First staged in 1949, the latest instalment of the Finborough’s programme of Priestley revivals fits into a long tradition of established authors making brave new forays into the world of science fiction – anything from Nabokov’s sprawling Ada, to Ayckbourn’s loving cyborgs. Priestley’s play substitutes stylistic innovation or tinfoil-clad whimsy for deep, rose-tinted post-war nostalgia; an oddly backwards take on the future.
The year is 1975, and after bomb hits to its major cities, England has settled into an enjoyable idyll of rural self-sufficiency, malice-free bartering and high-minded cultural pursuits. A crumbling old manor houses an endearing family of sage old men and bright young things; the youth, Rosalie and Christopher, pass their days composing poems and violin ditties respectively, while the elder statesmen Stephen and his quaintly named bailiff Fred Voles sit back soaking in lethally strong home brews and eked-out tobacco. The sole representative of middle age and responsibility, Margaret, gets a hard deal of things as mother and servant to all, combining her duties of pinnied-great-provider with those of sage and sibyl, making eerily accurate predictions of coming woes. She’s right to be suspicious of the three strangers from far-flung lands who intrude on this odd menage; representatives of the Synthetic Products Corporation, they bond into, then threaten to break up her close knit family.
Priestley’s foreword describes the play as a comedy, but as the characters stalely group and regroup for setpiece debates, it’s hard to spot many potential laughs – maybe its trio of national stereotypes were played broader in the 1940s West End. Madame Irina is a Russian official who foolishly imagines herself as a business woman, provoking her English acquaintances into showing her that by rights the only business of a woman is to wait to be loved, and love in turn.
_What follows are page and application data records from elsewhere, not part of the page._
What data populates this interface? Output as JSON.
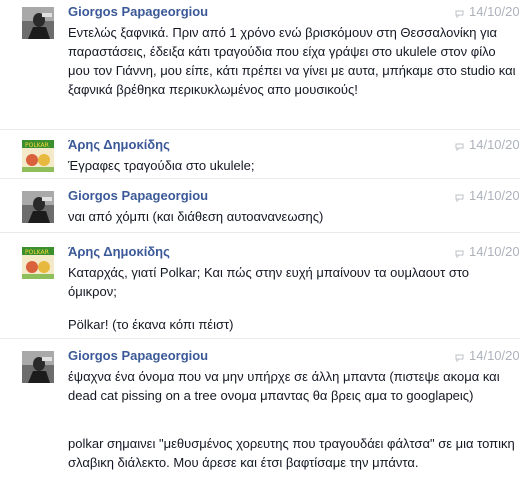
{
  "messages": [
    {
      "sender": "Giorgos Papageorgiou",
      "time": "14/10/20",
      "avatar": "photo-avatar-person",
      "paragraphs": [
        "Εντελώς ξαφνικά. Πριν από 1 χρόνο ενώ βρισκόμουν στη Θεσσαλονίκη για παραστάσεις, έδειξα κάτι τραγούδια που είχα γράψει στο ukulele στον φίλο μου τον Γιάννη, μου είπε, κάτι πρέπει να γίνει με αυτα, μπήκαμε στο studio και ξαφνικά βρέθηκα περικυκλωμένος απο μουσικούς!"
      ]
    },
    {
      "sender": "Άρης Δημοκίδης",
      "time": "14/10/20",
      "avatar": "polkar-cartoon-avatar",
      "paragraphs": [
        "Έγραφες τραγούδια στο ukulele;"
      ]
    },
    {
      "sender": "Giorgos Papageorgiou",
      "time": "14/10/20",
      "avatar": "photo-avatar-person",
      "paragraphs": [
        "ναι από χόμπι (και διάθεση αυτοανανεωσης)"
      ]
    },
    {
      "sender": "Άρης Δημοκίδης",
      "time": "14/10/20",
      "avatar": "polkar-cartoon-avatar",
      "paragraphs": [
        "Καταρχάς, γιατί Polkar; Και πώς στην ευχή μπαίνουν τα ουμλαουτ στο όμικρον;",
        "Pölkar! (το έκανα κόπι πέιστ)"
      ]
    },
    {
      "sender": "Giorgos Papageorgiou",
      "time": "14/10/20",
      "avatar": "photo-avatar-person",
      "paragraphs": [
        "έψαχνα ένα όνομα που να μην υπήρχε σε άλλη μπαντα (πιστεψε ακομα και dead cat pissing on a tree ονομα μπαντας θα βρεις αμα το googlapeις)",
        "polkar σημαινει \"μεθυσμένος χορευτης που τραγουδάει φάλτσα\" σε μια τοπικη σλαβικη διάλεκτο. Μου άρεσε και έτσι βαφτίσαμε την μπάντα."
      ]
    }
  ]
}
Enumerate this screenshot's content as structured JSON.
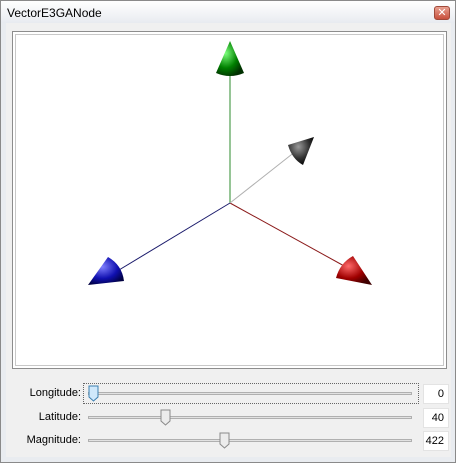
{
  "window": {
    "title": "VectorE3GANode",
    "close_glyph": "✕"
  },
  "viewport": {
    "axes": [
      {
        "name": "x-axis",
        "color": "#a00000",
        "line_color": "#8b1a1a"
      },
      {
        "name": "y-axis",
        "color": "#008000",
        "line_color": "#2e8b2e"
      },
      {
        "name": "z-axis",
        "color": "#1010b0",
        "line_color": "#1a1a6b"
      }
    ],
    "vector": {
      "color": "#303030",
      "line_color": "#b0b0b0"
    }
  },
  "controls": [
    {
      "label": "Longitude:",
      "value": "0",
      "fraction": 0.0
    },
    {
      "label": "Latitude:",
      "value": "40",
      "fraction": 0.23
    },
    {
      "label": "Magnitude:",
      "value": "422",
      "fraction": 0.42
    }
  ]
}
She gradually learns, as Rosalie has, that the hue of her cheeks is the only fit topic for conversation, and throws over her uniform for a fetching frock. Meanwhile, army-issue archetype of American manhood Franklyn Hiemer is taught to swap marketing-speak for Shakespeare, and Indian engineer Dr Bahru fiddles on with the tele-machine destined to update their distant HQs.
Priestley’s text is liable – in the best science fiction tradition – to become lovingly, frustratingly enmeshed in detail, but it’s the minutiae of how many chickens you’d swap for a mutton chop that engross him, not mechanisms for self-setting dinner tables or force-field penknives. It’s clear that his sympathies lie firmly with the English, who are almost saint-like, confidently incorruptible by technology and material marvels. Rosalie bounds on stage, singing “where the bee sucks, there suck I”; Eleanor Yates’s sweet performance goes some way towards injecting charm into her character’s relentless lust of life and Shakespeare. Her puppyish male counterpart Christopher (Tom Grace) doesn’t quite have the animal magnetism to make his near-instant conquest of Irina convincing, though – worn out by the two of them, you can’t help but wonder if there’s something to be said for the sullen, cynical youths of the technological age.
Although the play’s themes stretch well beyond the confines of the drawing room, its message is sturdily in favour of tea, china neatly in its place – the synthetic strangers are there to assimilate, not advertise. There are odd moments of prescience – reflections on a more globalised future, and England’s supercession by its former colonies. Still, the whole play feels ploddingly, ponderously conservative; an old man’s armchair dreams and schemes for an older, simpler, world.